I look for a place to have lunch and find one just two or three doors down from Anticheta. I have an excellent sandwich, a delicious peach and apple tart, and a cappuccino. I eat slowly and stay in my seat, grateful for once that the bars and restaurants don’t slam down the bill (il conto) until you ask for it, even if that is three hours from the time you finish your meal.

Unfortunately, I have hope that the rain will abate, even slightly, so I finally pay for my meal and begin to walk, taking advantage of this “killing time” task, believing it will afford me a chance to see this part of Venice, even in the rain. However, “rain” isn’t really what continues. How about torrential rain? How about deluge? How about . . . the streets are ready to float into the canals!

However, I walk, my favorite, dependable Primo Breeze shoes sloshing, holding me without sliding on the wet stones, but never to recover from their afternoon and evening of Noah’s Ark weather.
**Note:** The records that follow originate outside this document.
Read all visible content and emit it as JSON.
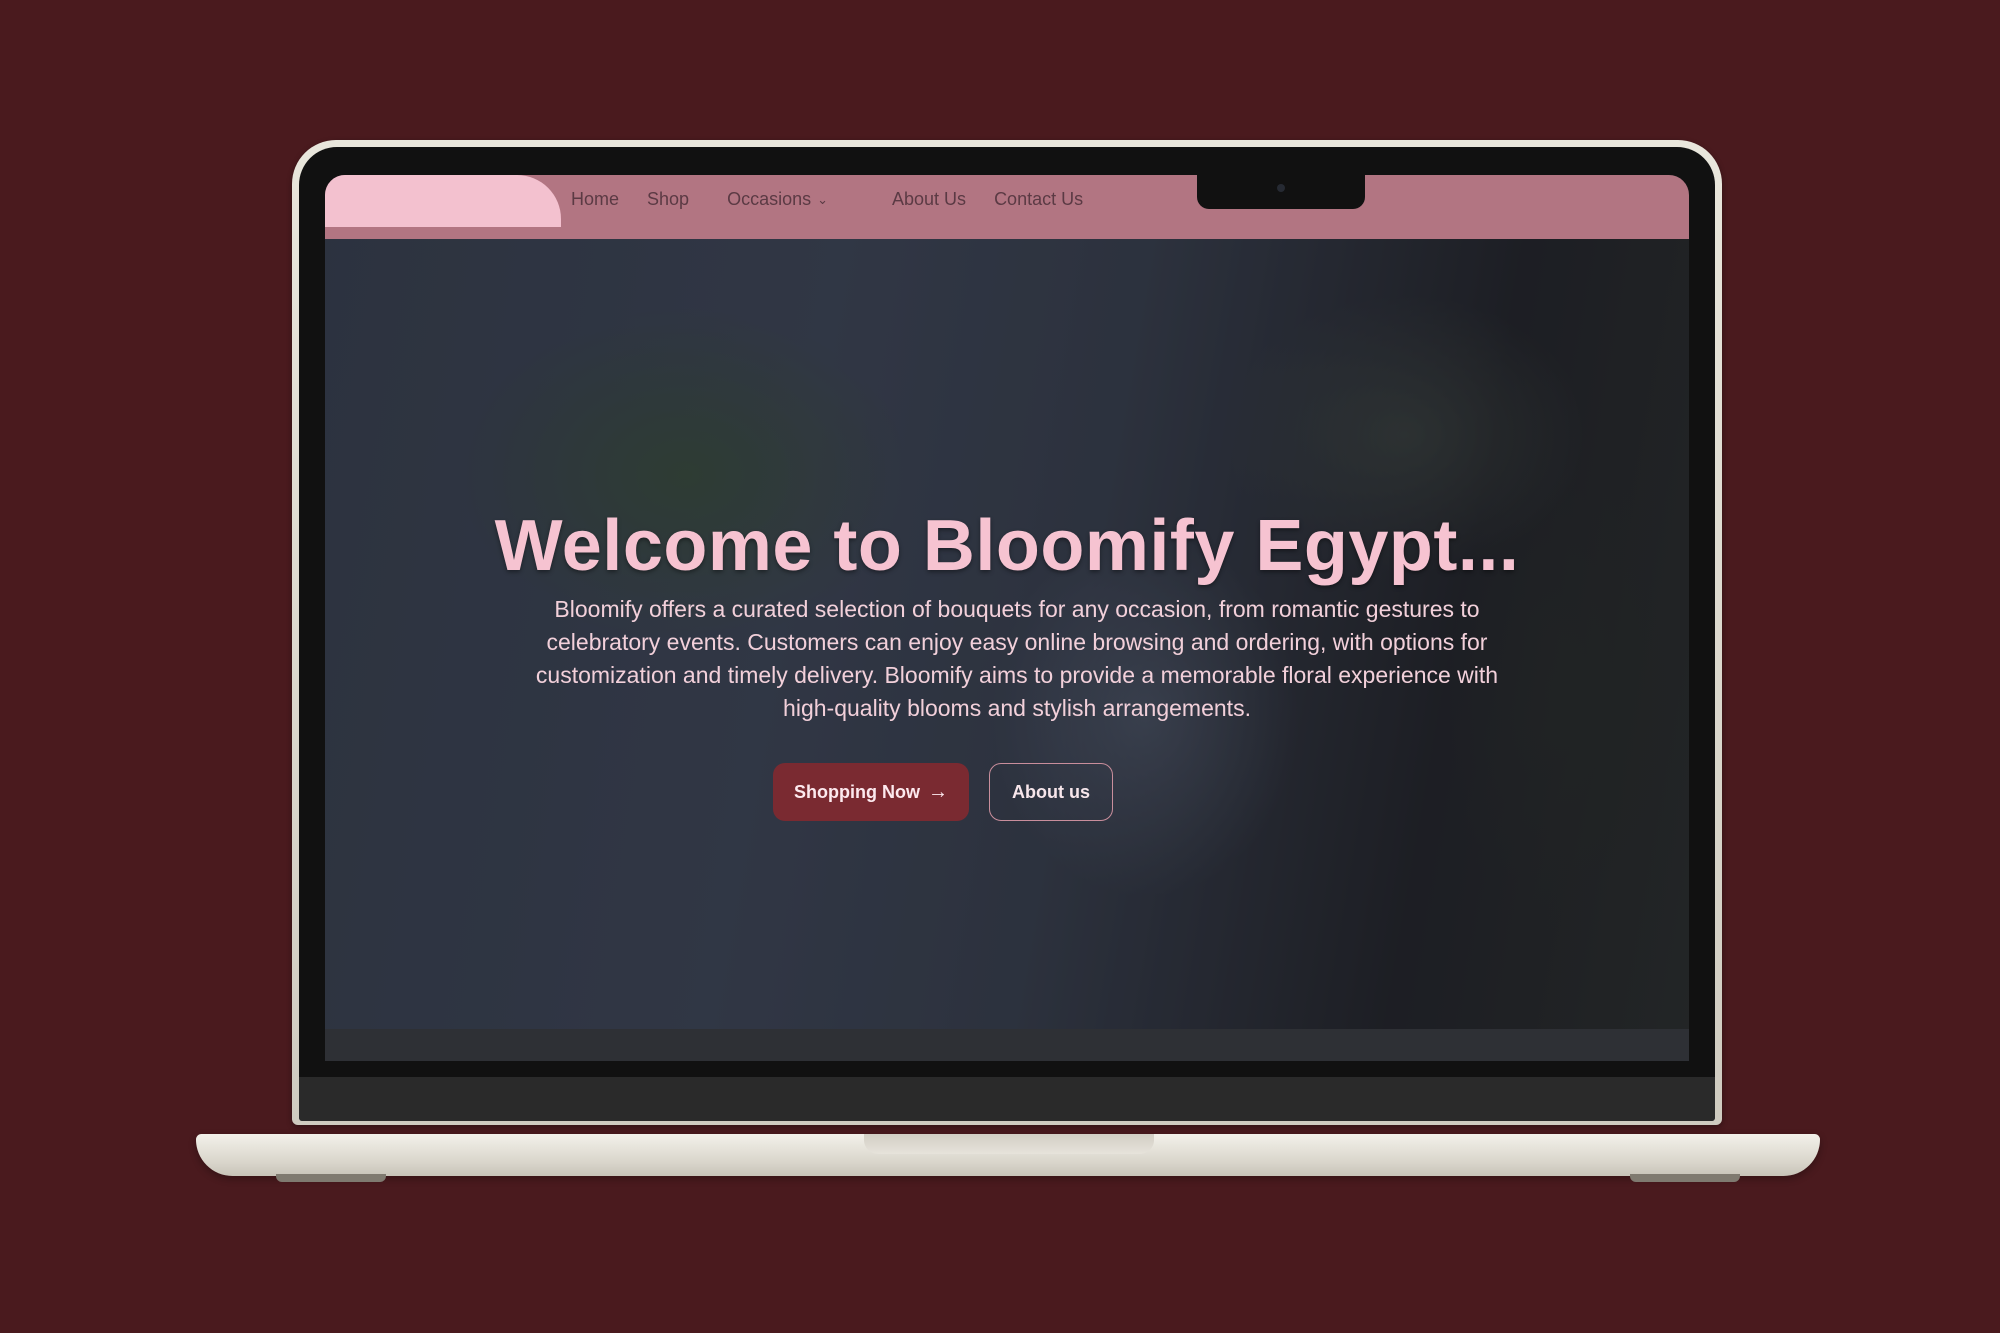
{
  "nav": {
    "items": [
      "Home",
      "Shop",
      "Occasions",
      "About Us",
      "Contact Us"
    ]
  },
  "hero": {
    "title": "Welcome to Bloomify Egypt...",
    "description": "Bloomify offers a curated selection of bouquets for any occasion, from romantic gestures to celebratory events. Customers can enjoy easy online browsing and ordering, with options for customization and timely delivery. Bloomify aims to provide a memorable floral experience with high-quality blooms and stylish arrangements.",
    "primary_button": "Shopping Now",
    "secondary_button": "About us"
  },
  "icons": {
    "occasions_chevron": "chevron-down-icon",
    "shopping_arrow": "arrow-right-icon"
  },
  "colors": {
    "background": "#4a1a1e",
    "navbar": "#b27582",
    "logo_tab": "#f3c1cf",
    "title": "#f6c3d1",
    "primary_button": "#7a2a31"
  }
}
I have kept them on every windowsill (windows open) for the past 10 days, but still, they throw off the scent of Venetian canal water mixed with a rainstorm the likes of which they’ve never seen. A new pair from is definitely in order as soon as I arrive at a dependable Internet point.

And the beads? I return to the store at 3:30, pace a bit, go two doors down to the little lunch place, ask for a cappuccino again, and sit, writing in my journal for 30 minutes. Then I pace outside the store. A young Pakistani man asks in a sort of Italian pantomime whether I am waiting for the shop to open (no, I’m just pacing in the deluge for my health!). He makes a quick phone call, speaking in rapid sort of Italian, and hangs up, telling me “Quindici minuti” Fifteen minutes. At 16:20, an older, graying man appears at my sisde to open the store. Three hours and twenty minutes’ wait, then ten minutes in the store, and Euro 200 worth of beads for Euro 150 in a little red bag . . . truly, there ware probably fifteen beads – very old Venetian, some sort of old, and some he says were “newer”. He’d throw those in for no charge. Wish I had known that! I would have gotten a few more. They are silver, and very nice. See the photo with the smaller beads. The second bead collection is one I purchased earlier that morning, before the deluge!

At any rate . . . my Venetian flood, from the heavens, not the walkways. And by the time I get back to the hotel and greet my travel mates, they have already changed their soaked clothing twice. We are all hungry and ready for some dinner. And the weather has cleared, so we walk the streets toward the Rialto Bridge until we find the Il Colombo Ristorante . . . very nice, lovely food, fresh fish, whole and waiting to be chosen, and the boast that Woody Allen has eaten here.